[Opening Input for this task section]
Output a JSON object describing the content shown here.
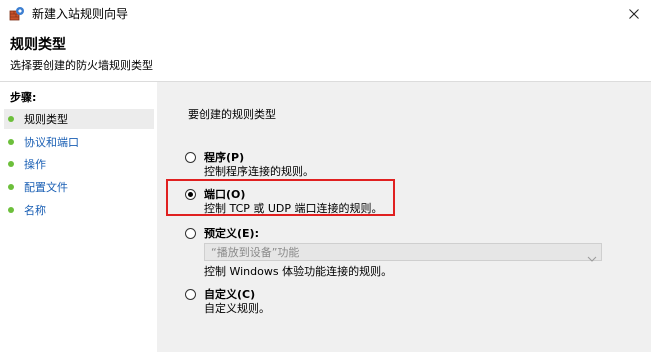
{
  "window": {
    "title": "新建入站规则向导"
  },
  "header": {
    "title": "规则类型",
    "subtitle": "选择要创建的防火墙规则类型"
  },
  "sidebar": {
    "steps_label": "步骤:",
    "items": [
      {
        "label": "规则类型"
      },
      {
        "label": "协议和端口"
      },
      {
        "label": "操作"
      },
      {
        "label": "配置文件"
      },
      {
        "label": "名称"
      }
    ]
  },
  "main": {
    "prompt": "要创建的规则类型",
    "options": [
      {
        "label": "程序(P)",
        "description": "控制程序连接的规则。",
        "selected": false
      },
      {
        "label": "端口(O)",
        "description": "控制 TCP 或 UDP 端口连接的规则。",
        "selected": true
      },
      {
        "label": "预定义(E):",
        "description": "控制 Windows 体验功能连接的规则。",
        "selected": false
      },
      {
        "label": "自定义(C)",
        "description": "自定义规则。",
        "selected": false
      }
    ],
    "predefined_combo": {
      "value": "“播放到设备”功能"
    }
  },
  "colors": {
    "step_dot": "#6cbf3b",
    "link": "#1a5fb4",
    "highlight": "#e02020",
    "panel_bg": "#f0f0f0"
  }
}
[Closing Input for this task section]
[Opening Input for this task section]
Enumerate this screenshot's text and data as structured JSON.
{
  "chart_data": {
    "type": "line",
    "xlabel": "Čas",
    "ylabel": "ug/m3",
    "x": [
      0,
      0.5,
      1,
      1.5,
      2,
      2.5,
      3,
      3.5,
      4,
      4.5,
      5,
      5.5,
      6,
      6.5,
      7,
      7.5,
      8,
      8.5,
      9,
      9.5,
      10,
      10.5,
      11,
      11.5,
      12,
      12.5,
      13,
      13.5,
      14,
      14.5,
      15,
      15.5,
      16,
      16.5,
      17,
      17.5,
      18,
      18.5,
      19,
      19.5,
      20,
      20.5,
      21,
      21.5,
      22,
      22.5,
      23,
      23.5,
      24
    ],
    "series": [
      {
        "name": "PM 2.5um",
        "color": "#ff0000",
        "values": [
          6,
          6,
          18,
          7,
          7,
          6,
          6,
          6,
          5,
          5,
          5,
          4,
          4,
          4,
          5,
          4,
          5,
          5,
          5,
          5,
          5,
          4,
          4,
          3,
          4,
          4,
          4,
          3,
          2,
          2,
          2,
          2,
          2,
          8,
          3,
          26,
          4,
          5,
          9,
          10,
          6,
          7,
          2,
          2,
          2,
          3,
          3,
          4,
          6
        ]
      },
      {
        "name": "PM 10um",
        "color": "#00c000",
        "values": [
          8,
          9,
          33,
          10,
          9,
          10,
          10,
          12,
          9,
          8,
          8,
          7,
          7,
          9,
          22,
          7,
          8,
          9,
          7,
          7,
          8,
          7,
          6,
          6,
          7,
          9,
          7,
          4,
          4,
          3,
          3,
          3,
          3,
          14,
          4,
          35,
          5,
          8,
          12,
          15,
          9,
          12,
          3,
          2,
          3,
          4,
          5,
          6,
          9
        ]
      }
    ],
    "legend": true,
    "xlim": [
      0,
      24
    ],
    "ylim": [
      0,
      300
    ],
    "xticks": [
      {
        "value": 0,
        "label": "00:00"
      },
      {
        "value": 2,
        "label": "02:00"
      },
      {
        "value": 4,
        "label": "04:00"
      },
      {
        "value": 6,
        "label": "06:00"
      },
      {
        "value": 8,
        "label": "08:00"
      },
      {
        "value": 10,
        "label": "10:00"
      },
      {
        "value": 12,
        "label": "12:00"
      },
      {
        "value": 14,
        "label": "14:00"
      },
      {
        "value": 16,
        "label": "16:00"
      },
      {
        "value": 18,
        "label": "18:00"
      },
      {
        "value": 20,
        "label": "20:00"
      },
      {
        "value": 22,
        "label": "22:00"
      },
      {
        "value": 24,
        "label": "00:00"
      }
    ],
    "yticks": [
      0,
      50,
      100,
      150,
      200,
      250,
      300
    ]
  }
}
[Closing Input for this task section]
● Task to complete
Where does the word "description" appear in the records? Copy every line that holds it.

● Answer section
        "description": "控制程序连接的规则。",
        "description": "控制 TCP 或 UDP 端口连接的规则。",
        "description": "控制 Windows 体验功能连接的规则。",
        "description": "自定义规则。",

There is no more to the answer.